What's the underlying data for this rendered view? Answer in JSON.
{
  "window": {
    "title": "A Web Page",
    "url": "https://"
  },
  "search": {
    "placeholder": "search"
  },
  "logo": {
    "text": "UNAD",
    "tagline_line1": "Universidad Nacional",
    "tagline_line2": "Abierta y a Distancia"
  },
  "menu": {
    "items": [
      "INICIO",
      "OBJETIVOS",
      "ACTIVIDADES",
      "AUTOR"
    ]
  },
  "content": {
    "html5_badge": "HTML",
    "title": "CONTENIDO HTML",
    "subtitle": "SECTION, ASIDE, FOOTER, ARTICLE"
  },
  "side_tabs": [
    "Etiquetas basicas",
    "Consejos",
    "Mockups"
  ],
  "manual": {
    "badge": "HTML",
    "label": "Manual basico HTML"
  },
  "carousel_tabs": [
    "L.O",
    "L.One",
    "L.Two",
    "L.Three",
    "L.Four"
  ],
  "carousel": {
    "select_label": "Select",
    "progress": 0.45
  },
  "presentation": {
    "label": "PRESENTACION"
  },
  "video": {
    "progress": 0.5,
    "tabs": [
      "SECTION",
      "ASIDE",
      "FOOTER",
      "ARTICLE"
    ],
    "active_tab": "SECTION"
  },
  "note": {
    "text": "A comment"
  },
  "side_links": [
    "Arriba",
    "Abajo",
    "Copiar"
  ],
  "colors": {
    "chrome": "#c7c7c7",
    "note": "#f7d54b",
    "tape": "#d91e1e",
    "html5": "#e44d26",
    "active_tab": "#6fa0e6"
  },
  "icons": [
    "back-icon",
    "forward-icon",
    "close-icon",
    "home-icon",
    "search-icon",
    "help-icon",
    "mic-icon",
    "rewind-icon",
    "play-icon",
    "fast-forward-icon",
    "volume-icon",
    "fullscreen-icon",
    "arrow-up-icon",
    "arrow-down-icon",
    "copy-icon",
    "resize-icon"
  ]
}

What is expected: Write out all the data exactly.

Response to this exercise:
What's the underlying data for this rendered view? Answer in JSON.
{
  "window": {
    "title": "A Web Page",
    "url": "https://"
  },
  "search": {
    "placeholder": "search"
  },
  "logo": {
    "text": "UNAD",
    "tagline_line1": "Universidad Nacional",
    "tagline_line2": "Abierta y a Distancia"
  },
  "menu": {
    "items": [
      "INICIO",
      "OBJETIVOS",
      "ACTIVIDADES",
      "AUTOR"
    ]
  },
  "content": {
    "html5_badge": "HTML",
    "title": "CONTENIDO HTML",
    "subtitle": "SECTION, ASIDE, FOOTER, ARTICLE"
  },
  "side_tabs": [
    "Etiquetas basicas",
    "Consejos",
    "Mockups"
  ],
  "manual": {
    "badge": "HTML",
    "label": "Manual basico HTML"
  },
  "carousel_tabs": [
    "L.O",
    "L.One",
    "L.Two",
    "L.Three",
    "L.Four"
  ],
  "carousel": {
    "select_label": "Select",
    "progress": 0.45
  },
  "presentation": {
    "label": "PRESENTACION"
  },
  "video": {
    "progress": 0.5,
    "tabs": [
      "SECTION",
      "ASIDE",
      "FOOTER",
      "ARTICLE"
    ],
    "active_tab": "SECTION"
  },
  "note": {
    "text": "A comment"
  },
  "side_links": [
    "Arriba",
    "Abajo",
    "Copiar"
  ],
  "colors": {
    "chrome": "#c7c7c7",
    "note": "#f7d54b",
    "tape": "#d91e1e",
    "html5": "#e44d26",
    "active_tab": "#6fa0e6"
  },
  "icons": [
    "back-icon",
    "forward-icon",
    "close-icon",
    "home-icon",
    "search-icon",
    "help-icon",
    "mic-icon",
    "rewind-icon",
    "play-icon",
    "fast-forward-icon",
    "volume-icon",
    "fullscreen-icon",
    "arrow-up-icon",
    "arrow-down-icon",
    "copy-icon",
    "resize-icon"
  ]
}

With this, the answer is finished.